= Beginning of Section =
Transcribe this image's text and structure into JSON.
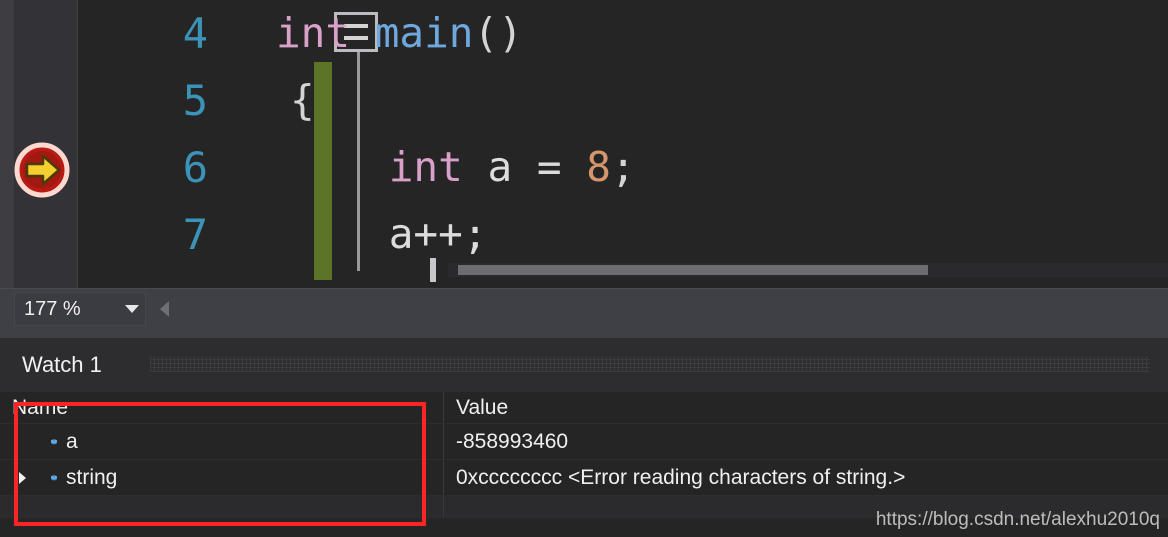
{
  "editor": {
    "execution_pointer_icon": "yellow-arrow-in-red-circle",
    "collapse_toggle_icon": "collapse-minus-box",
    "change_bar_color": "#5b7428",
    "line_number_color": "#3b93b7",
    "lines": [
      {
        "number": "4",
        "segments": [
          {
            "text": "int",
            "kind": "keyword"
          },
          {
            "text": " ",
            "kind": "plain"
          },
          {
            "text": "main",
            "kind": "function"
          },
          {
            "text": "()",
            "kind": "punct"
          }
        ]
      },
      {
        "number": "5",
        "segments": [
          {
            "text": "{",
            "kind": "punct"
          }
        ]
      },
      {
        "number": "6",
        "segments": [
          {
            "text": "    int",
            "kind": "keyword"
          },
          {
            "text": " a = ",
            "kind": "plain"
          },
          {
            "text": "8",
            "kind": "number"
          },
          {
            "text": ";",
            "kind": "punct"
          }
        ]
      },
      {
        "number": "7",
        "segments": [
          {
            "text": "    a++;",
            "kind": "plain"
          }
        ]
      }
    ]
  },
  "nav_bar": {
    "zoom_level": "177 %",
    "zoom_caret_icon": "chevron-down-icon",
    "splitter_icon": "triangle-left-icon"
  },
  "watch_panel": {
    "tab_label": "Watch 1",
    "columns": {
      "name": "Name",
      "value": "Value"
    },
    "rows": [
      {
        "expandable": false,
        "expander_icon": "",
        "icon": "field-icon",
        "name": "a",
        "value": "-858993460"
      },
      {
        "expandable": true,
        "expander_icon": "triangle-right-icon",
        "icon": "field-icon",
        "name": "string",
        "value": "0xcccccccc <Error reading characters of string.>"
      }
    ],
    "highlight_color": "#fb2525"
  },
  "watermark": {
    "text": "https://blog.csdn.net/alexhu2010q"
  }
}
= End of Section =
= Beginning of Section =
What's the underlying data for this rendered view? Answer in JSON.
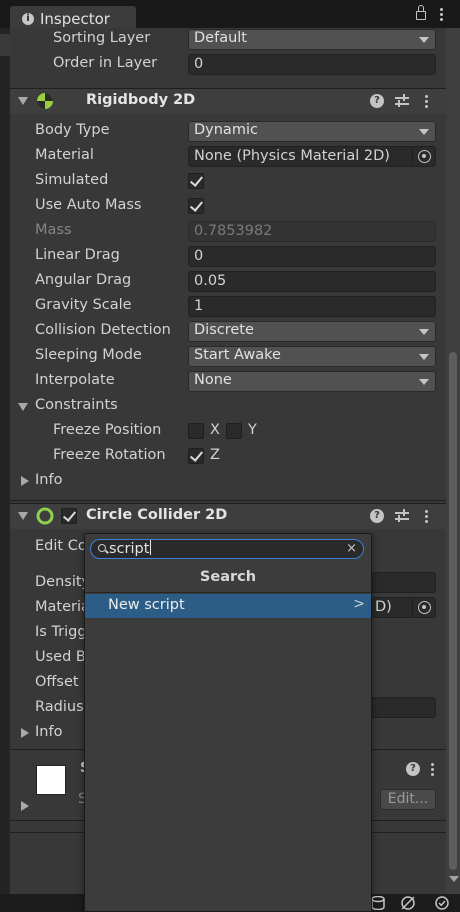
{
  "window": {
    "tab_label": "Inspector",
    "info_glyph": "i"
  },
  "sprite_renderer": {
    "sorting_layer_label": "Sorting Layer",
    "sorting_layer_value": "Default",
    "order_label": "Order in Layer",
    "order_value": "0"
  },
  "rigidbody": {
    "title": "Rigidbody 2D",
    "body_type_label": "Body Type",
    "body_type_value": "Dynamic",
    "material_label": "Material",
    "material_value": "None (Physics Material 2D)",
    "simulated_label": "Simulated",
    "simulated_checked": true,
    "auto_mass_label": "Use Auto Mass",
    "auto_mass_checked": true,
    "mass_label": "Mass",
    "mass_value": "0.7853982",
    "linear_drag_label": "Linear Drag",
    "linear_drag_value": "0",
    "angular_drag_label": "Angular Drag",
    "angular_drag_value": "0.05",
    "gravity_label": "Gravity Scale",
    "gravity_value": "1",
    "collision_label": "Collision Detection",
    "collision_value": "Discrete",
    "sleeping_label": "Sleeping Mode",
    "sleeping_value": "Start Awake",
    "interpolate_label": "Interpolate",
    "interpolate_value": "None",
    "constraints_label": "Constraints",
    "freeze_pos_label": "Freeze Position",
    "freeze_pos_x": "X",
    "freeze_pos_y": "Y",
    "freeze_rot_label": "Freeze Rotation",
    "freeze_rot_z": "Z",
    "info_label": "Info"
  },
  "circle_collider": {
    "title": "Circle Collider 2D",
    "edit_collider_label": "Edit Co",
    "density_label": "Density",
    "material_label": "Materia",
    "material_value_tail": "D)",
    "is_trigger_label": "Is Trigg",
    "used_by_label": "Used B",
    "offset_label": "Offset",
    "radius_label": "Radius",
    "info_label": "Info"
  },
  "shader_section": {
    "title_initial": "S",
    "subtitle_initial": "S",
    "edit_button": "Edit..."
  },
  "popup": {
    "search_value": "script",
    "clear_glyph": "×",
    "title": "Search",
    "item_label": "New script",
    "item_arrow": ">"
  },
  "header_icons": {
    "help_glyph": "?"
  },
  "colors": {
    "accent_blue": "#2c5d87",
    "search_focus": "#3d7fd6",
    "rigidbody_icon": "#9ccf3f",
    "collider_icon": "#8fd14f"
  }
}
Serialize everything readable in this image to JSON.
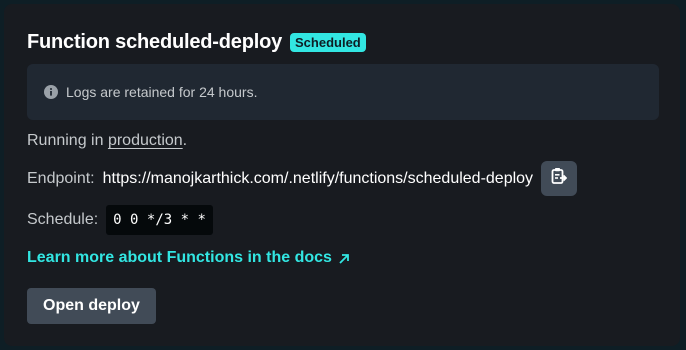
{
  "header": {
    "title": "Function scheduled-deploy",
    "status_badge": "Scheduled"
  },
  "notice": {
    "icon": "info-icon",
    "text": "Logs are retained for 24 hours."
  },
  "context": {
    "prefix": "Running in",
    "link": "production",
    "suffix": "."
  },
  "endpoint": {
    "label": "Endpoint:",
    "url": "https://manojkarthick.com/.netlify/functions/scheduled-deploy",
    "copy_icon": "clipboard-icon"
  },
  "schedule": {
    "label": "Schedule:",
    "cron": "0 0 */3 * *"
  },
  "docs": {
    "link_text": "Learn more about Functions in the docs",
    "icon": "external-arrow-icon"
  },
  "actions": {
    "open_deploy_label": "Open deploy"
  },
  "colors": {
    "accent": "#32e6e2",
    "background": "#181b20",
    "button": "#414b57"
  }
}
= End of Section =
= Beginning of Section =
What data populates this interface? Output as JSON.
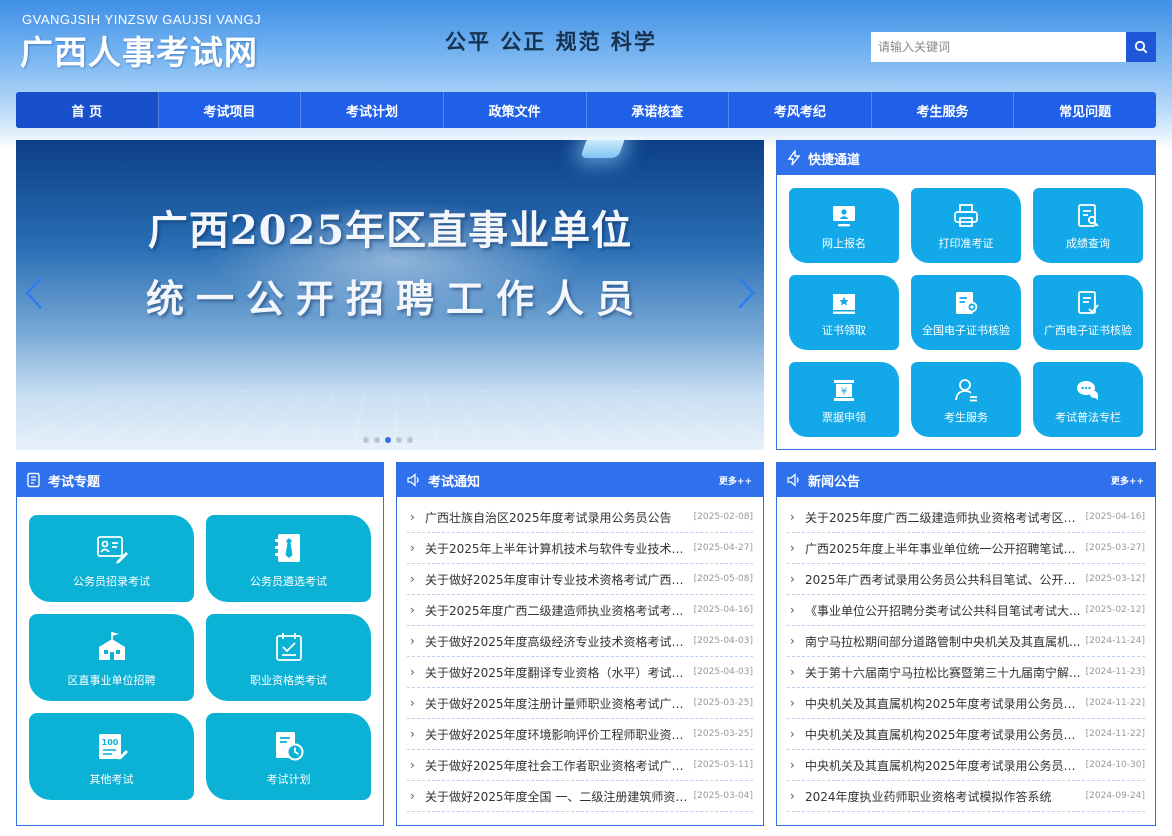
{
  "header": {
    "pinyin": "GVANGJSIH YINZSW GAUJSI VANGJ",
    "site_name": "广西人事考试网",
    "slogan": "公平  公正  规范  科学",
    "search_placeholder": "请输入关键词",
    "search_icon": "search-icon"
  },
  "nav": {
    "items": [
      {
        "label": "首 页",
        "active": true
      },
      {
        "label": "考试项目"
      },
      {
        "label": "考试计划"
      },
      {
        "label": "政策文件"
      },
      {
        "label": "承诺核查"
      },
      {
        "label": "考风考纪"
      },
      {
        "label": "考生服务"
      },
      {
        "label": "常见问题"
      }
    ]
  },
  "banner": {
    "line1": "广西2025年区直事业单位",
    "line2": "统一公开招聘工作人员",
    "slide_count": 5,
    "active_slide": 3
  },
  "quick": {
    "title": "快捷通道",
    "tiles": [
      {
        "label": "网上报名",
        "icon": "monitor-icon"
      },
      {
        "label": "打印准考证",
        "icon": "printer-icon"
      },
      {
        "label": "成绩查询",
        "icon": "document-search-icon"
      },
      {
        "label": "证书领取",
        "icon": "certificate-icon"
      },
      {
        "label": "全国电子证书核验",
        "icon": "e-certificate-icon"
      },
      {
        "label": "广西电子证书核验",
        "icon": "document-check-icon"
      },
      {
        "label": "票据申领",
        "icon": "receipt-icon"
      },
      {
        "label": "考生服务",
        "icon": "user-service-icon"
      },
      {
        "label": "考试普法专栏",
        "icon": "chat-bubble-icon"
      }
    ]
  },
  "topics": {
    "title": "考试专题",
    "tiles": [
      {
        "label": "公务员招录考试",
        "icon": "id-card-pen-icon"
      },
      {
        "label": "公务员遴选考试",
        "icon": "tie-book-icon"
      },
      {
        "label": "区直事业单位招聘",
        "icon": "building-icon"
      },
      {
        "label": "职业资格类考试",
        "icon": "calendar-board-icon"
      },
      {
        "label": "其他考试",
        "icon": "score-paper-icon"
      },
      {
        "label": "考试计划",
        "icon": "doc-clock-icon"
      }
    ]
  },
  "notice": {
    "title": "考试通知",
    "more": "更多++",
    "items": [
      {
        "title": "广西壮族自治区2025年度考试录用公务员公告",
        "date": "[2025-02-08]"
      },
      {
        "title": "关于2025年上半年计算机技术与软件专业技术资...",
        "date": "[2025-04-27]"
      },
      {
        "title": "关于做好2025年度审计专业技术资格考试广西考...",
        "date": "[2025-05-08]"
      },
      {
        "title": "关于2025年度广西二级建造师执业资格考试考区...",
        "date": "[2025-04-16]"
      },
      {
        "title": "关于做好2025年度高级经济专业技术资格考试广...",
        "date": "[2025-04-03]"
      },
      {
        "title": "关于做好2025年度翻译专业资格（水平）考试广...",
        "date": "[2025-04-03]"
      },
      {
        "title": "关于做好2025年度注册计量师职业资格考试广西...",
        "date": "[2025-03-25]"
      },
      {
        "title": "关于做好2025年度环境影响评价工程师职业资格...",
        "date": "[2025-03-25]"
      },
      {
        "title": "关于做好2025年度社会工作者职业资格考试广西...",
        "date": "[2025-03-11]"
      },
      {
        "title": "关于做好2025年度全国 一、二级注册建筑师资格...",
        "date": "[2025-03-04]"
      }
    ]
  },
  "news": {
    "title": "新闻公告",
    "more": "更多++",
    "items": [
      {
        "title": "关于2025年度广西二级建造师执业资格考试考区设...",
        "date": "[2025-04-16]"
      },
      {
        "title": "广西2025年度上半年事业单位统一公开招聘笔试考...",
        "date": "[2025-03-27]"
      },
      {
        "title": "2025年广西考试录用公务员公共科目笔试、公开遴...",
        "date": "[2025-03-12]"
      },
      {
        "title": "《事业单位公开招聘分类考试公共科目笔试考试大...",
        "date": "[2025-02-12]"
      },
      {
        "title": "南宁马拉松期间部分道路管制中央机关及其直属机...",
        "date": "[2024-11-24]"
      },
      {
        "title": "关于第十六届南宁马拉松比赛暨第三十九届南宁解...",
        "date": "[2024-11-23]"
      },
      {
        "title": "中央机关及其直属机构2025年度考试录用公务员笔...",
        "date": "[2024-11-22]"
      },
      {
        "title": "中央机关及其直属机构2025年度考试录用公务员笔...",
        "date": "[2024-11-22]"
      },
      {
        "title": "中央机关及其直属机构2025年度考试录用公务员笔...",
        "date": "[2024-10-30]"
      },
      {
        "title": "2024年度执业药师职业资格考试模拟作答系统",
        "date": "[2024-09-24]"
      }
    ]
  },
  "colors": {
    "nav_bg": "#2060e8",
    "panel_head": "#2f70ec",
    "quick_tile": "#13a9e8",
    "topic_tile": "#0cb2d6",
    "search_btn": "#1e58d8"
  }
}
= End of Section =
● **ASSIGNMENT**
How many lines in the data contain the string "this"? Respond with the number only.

● **RESULT**
4